By Marcus Goh and Adrian Kuek
Come Primary 3, your child will be taking Science as one of their core subjects. The Science exam has two components – the multiple choice question (MCQ) section, and the open-ended question (OEQ) section. Many students who ace the MCQ section find the OEQ section challenging, leading parents to worry that their child hasn’t mastered the necessary scientific concepts needed to excel. This results in copious amounts of revision, which doesn’t always bear fruit when it comes to the OEQ section.
That’s because a lot of the time, the problem doesn’t lie with understanding the topics taught. If a child can answer the MCQ section perfectly about a topic, it means they’ve mastered that topic. Ask them to explain the topic to you verbally and you’ll find that their foundation is sound.
The issue is that the OEQ section is also a test of writing skills, in addition to understanding. While MOE directives are to mark the OEQ section holistically, rather than by identifying keywords, this isn’t always the case. Science open-ended questions, more so than for other subjects, rely heavily on answering techniques and exam skills.
So here are four tips to help your child score in the OEQ. Remember, if they’re doing well for the MCQ section, then it might prove more useful to practise answering techniques rather than revising topics they’re already very familiar with.
1. Focus on keywords in the answer
Every Science topic has keywords, frequently marked out in bold or underlined in their notes. These are the sorts of keywords that should be used when answering open-ended questions. These terms are not just related to terms or processes, such as “light” or “photosynthesis”. Accurate keywords must be used to describe relationships or outcomes, such as “increases” instead of “becoming bigger”. Using such keywords will increase your chances of being awarded the mark for your answer.
2. Focus on keywords in the question
Understanding the question is also critical in knowing how to phrase your answers. There’s a reason why your Science teacher asks you to circle keywords in the question. Question tags such as “how” or “what” require the answer to be phrased in different ways, even if they’re ultimately testing the student on the same knowledge. Fortunately, most students are already aware of how answers should be phrased according to the question tags. It’s simply a matter of being more aware and alert when it comes to the question requirements.
3. Use answering templates
When in doubt, fall back on answering templates used in similar questions. This means that you should look at the structure of model answers for past year papers. Science open-ended questions frequently ask for observations and explanations for certain phenomena. This often means that the answer requires the student to write “as ABC increases, XYZ decreases”. It’s not just about using accurate keywords in the answer, but to know which keywords often come together. That’s where answering templates help greatly.
4. Remember to use CER (cause-effect-result)
Students are also taught this handy acronym in many schools, because following this system ensures that you cover all the bases necessary for answering open-ended questions.

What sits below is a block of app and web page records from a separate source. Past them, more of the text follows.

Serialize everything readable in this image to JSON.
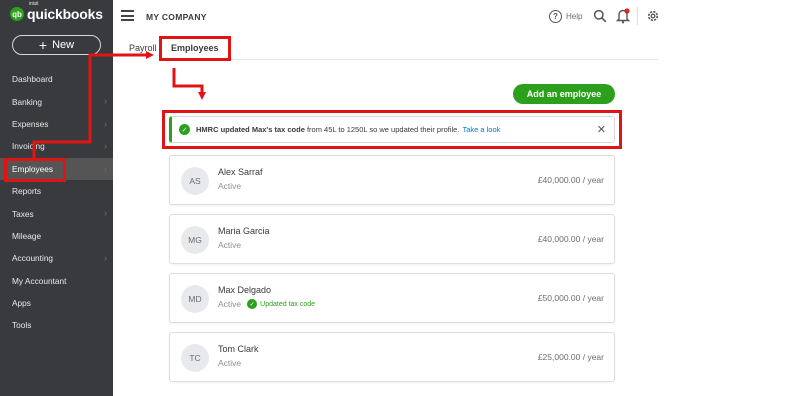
{
  "app": {
    "logo_text": "quickbooks",
    "logo_intuit": "intuit",
    "logo_mark": "qb",
    "new_button_label": "New",
    "company_name": "MY COMPANY"
  },
  "sidebar": {
    "items": [
      {
        "label": "Dashboard",
        "chevron": false,
        "active": false
      },
      {
        "label": "Banking",
        "chevron": true,
        "active": false
      },
      {
        "label": "Expenses",
        "chevron": true,
        "active": false
      },
      {
        "label": "Invoicing",
        "chevron": true,
        "active": false
      },
      {
        "label": "Employees",
        "chevron": true,
        "active": true
      },
      {
        "label": "Reports",
        "chevron": false,
        "active": false
      },
      {
        "label": "Taxes",
        "chevron": true,
        "active": false
      },
      {
        "label": "Mileage",
        "chevron": false,
        "active": false
      },
      {
        "label": "Accounting",
        "chevron": true,
        "active": false
      },
      {
        "label": "My Accountant",
        "chevron": false,
        "active": false
      },
      {
        "label": "Apps",
        "chevron": false,
        "active": false
      },
      {
        "label": "Tools",
        "chevron": false,
        "active": false
      }
    ]
  },
  "header": {
    "help_label": "Help",
    "icons": [
      "hamburger-menu-icon",
      "help-icon",
      "search-icon",
      "bell-icon",
      "gear-icon"
    ]
  },
  "tabs": {
    "payroll": "Payroll",
    "employees": "Employees"
  },
  "main": {
    "add_button_label": "Add an employee"
  },
  "notification": {
    "bold_text": "HMRC updated Max's tax code",
    "text": " from 45L to 1250L so we updated their profile.",
    "link": "Take a look",
    "close_symbol": "✕"
  },
  "employees": [
    {
      "initials": "AS",
      "name": "Alex Sarraf",
      "status": "Active",
      "salary": "£40,000.00 / year",
      "badge": ""
    },
    {
      "initials": "MG",
      "name": "Maria Garcia",
      "status": "Active",
      "salary": "£40,000.00 / year",
      "badge": ""
    },
    {
      "initials": "MD",
      "name": "Max Delgado",
      "status": "Active",
      "salary": "£50,000.00 / year",
      "badge": "Updated tax code"
    },
    {
      "initials": "TC",
      "name": "Tom Clark",
      "status": "Active",
      "salary": "£25,000.00 / year",
      "badge": ""
    }
  ],
  "colors": {
    "sidebar_bg": "#393a3d",
    "brand_green": "#2ca01c",
    "link_blue": "#0077c5",
    "annotation_red": "#e11414"
  }
}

Make sure that your child understands which part of the answer correlates to the cause, effect, and result.
For example, an experiment that shows how a fire makes a room hotter might test a child on his or her understanding of chain of reactions that causes this. In this case, the fire is the cause, and the effect is the temperature increase in a room. The result is that the room’s temperature goes from 25 degrees Celsius to 35 degrees Celsius. Remember that the result often refers to a measurable outcome, while the effect is directly linked to a cause.
Follow these useful tips and you’ll find your child being able to apply their scientific knowledge to open-ended questions more accurately, resulting in better grades for Science!
Grade Expectations is a weekly feature on education in Singapore. Expect fun activities, useful tips and insightful news on learning. It’s not just about your child’s grades — it’s about raising a great child!
Marcus Goh runs Write-Handed, a creative writing studio. At the same time, he teaches English at The Write Connection. He has been a specialist tutor for English and Literature (Secondary) since 2005.
Adrian Kuek runs Joyous Learning, an enrichment centre that specialises in English, Mathematics, Science and Creative Writing for Primary. He previously served as the academic director of one of Singapore’s largest enrichment centre chains for over seven years.
To get in touch with me, send an email!